▶ [WHAT TO WORK ON]
In the records that follow, find each line containing "Click" and copy it.

(Dataset excerpts)
• • •

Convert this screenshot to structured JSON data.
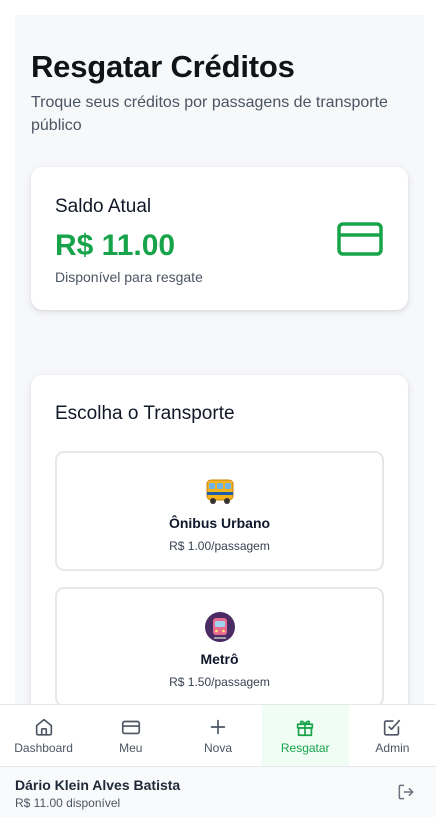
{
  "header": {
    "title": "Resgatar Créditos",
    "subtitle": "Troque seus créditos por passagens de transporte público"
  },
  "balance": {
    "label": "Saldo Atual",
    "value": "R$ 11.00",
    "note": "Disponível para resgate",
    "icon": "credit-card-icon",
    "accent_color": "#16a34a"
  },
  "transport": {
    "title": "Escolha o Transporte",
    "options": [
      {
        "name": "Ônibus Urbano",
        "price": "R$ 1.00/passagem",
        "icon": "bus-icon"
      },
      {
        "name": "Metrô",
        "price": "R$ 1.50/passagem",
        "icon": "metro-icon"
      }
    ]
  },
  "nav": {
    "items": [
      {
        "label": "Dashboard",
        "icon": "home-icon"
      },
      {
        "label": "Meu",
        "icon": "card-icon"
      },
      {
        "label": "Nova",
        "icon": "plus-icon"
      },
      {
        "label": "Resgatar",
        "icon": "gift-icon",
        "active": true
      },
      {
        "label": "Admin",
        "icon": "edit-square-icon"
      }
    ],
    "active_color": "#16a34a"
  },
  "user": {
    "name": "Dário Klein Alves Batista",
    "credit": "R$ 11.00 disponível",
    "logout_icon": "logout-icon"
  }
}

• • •

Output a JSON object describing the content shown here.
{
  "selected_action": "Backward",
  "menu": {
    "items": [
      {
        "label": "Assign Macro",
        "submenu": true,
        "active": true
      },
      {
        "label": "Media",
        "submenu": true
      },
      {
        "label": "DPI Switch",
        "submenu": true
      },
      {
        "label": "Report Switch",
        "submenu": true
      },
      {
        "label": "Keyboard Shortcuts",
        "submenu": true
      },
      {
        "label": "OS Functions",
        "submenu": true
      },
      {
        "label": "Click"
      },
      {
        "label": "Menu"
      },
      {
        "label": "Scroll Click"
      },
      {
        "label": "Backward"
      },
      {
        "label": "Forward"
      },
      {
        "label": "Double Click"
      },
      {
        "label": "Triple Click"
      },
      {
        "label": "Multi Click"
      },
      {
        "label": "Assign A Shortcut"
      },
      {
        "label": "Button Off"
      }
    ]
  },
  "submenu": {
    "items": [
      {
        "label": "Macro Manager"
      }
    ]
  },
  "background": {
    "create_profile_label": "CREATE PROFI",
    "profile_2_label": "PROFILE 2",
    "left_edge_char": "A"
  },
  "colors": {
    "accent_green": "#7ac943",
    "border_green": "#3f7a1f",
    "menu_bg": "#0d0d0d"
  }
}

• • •

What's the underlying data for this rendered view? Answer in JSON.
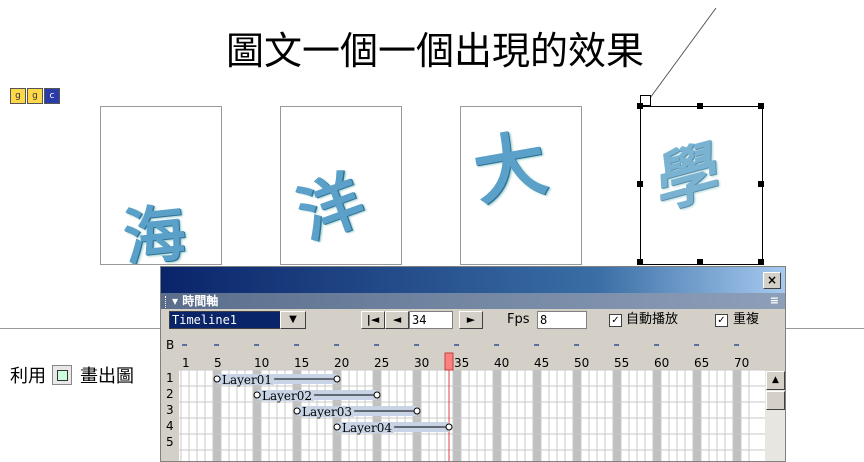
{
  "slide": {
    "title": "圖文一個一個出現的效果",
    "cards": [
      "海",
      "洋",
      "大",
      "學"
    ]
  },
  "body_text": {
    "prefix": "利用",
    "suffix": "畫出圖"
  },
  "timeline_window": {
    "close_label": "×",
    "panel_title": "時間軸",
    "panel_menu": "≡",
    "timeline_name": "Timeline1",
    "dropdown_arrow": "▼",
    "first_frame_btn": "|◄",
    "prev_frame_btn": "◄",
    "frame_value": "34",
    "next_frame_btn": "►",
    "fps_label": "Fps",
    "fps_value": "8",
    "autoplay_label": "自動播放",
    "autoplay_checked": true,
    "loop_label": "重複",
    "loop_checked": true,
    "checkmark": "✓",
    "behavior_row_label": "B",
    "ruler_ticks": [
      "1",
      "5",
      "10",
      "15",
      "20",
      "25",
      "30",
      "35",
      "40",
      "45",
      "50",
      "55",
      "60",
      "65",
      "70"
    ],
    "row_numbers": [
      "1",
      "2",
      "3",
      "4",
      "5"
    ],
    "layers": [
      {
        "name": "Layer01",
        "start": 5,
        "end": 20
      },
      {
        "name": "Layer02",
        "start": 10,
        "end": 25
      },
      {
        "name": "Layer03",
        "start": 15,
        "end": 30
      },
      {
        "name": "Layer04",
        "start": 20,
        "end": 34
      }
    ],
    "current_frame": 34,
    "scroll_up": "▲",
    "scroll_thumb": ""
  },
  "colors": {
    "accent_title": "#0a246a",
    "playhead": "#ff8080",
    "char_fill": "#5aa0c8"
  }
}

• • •

▶ [COMPLETED TASK]
        "label": "Click"
        "label": "Scroll Click"
        "label": "Double Click"
        "label": "Triple Click"
        "label": "Multi Click"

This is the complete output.